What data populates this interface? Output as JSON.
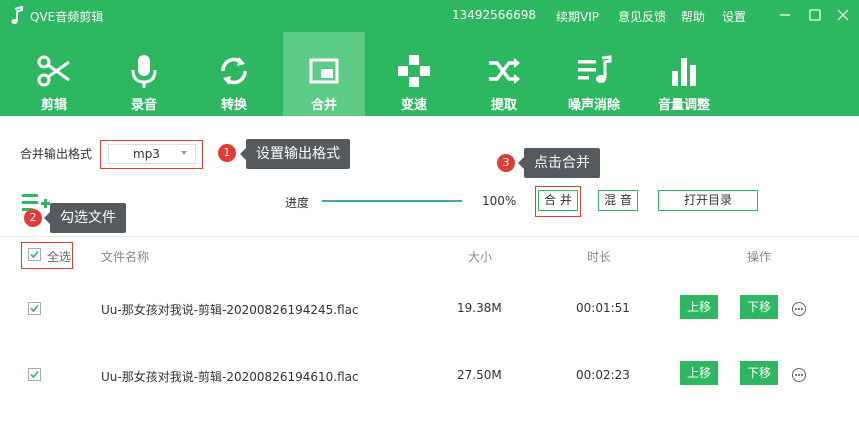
{
  "app": {
    "title": "QVE音频剪辑",
    "logo_icon": "music-note-icon"
  },
  "header": {
    "phone": "13492566698",
    "links": [
      "续期VIP",
      "意见反馈",
      "帮助",
      "设置"
    ]
  },
  "toolbar": {
    "items": [
      {
        "label": "剪辑",
        "icon": "scissors-icon"
      },
      {
        "label": "录音",
        "icon": "microphone-icon"
      },
      {
        "label": "转换",
        "icon": "convert-icon"
      },
      {
        "label": "合并",
        "icon": "merge-icon",
        "active": true
      },
      {
        "label": "变速",
        "icon": "speed-icon"
      },
      {
        "label": "提取",
        "icon": "extract-icon"
      },
      {
        "label": "噪声消除",
        "icon": "noise-removal-icon"
      },
      {
        "label": "音量调整",
        "icon": "volume-bars-icon"
      }
    ]
  },
  "settings": {
    "format_label": "合并输出格式",
    "format_value": "mp3",
    "progress_label": "进度",
    "progress_percent": "100%",
    "progress_value": 100,
    "merge_button": "合 并",
    "mix_button": "混 音",
    "open_dir_button": "打开目录"
  },
  "annotations": [
    {
      "number": "1",
      "text": "设置输出格式"
    },
    {
      "number": "2",
      "text": "勾选文件"
    },
    {
      "number": "3",
      "text": "点击合并"
    }
  ],
  "table": {
    "select_all": "全选",
    "columns": [
      "文件名称",
      "大小",
      "时长",
      "操作"
    ],
    "rows": [
      {
        "name": "Uu-那女孩对我说-剪辑-20200826194245.flac",
        "size": "19.38M",
        "duration": "00:01:51",
        "up": "上移",
        "down": "下移"
      },
      {
        "name": "Uu-那女孩对我说-剪辑-20200826194610.flac",
        "size": "27.50M",
        "duration": "00:02:23",
        "up": "上移",
        "down": "下移"
      }
    ]
  },
  "colors": {
    "brand": "#2eb761",
    "active_tab": "#5ccb86",
    "annotation": "#e53935",
    "tooltip": "#555a5e",
    "progress": "#3aa8b8"
  }
}
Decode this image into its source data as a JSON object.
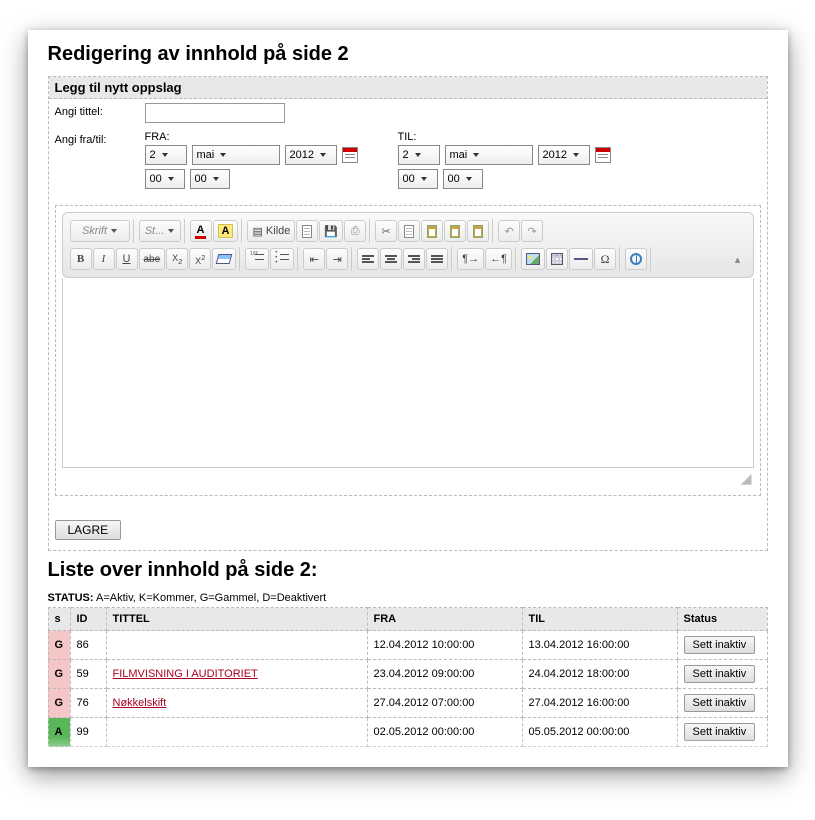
{
  "page_title": "Redigering av innhold på side 2",
  "add_section_title": "Legg til nytt oppslag",
  "label_title": "Angi tittel:",
  "label_daterange": "Angi fra/til:",
  "from_label": "FRA:",
  "to_label": "TIL:",
  "date_from": {
    "day": "2",
    "month": "mai",
    "year": "2012",
    "hh": "00",
    "mm": "00"
  },
  "date_to": {
    "day": "2",
    "month": "mai",
    "year": "2012",
    "hh": "00",
    "mm": "00"
  },
  "toolbar": {
    "font_label": "Skrift",
    "style_label": "St...",
    "source_label": "Kilde"
  },
  "save_label": "LAGRE",
  "list_heading": "Liste over innhold på side 2:",
  "status_legend_label": "STATUS:",
  "status_legend_text": "A=Aktiv, K=Kommer, G=Gammel, D=Deaktivert",
  "columns": {
    "s": "s",
    "id": "ID",
    "title": "TITTEL",
    "from": "FRA",
    "to": "TIL",
    "status": "Status"
  },
  "action_label": "Sett inaktiv",
  "rows": [
    {
      "s": "G",
      "id": "86",
      "title": "",
      "from": "12.04.2012 10:00:00",
      "to": "13.04.2012 16:00:00"
    },
    {
      "s": "G",
      "id": "59",
      "title": "FILMVISNING I AUDITORIET",
      "from": "23.04.2012 09:00:00",
      "to": "24.04.2012 18:00:00"
    },
    {
      "s": "G",
      "id": "76",
      "title": "Nøkkelskift",
      "from": "27.04.2012 07:00:00",
      "to": "27.04.2012 16:00:00"
    },
    {
      "s": "A",
      "id": "99",
      "title": "",
      "from": "02.05.2012 00:00:00",
      "to": "05.05.2012 00:00:00"
    }
  ]
}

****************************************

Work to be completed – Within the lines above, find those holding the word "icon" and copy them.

Answer box –
    "logo_icon": "music-note-icon"
        "icon": "scissors-icon"
        "icon": "microphone-icon"
        "icon": "convert-icon"
        "icon": "merge-icon",
        "icon": "speed-icon"
        "icon": "extract-icon"
        "icon": "noise-removal-icon"
        "icon": "volume-bars-icon"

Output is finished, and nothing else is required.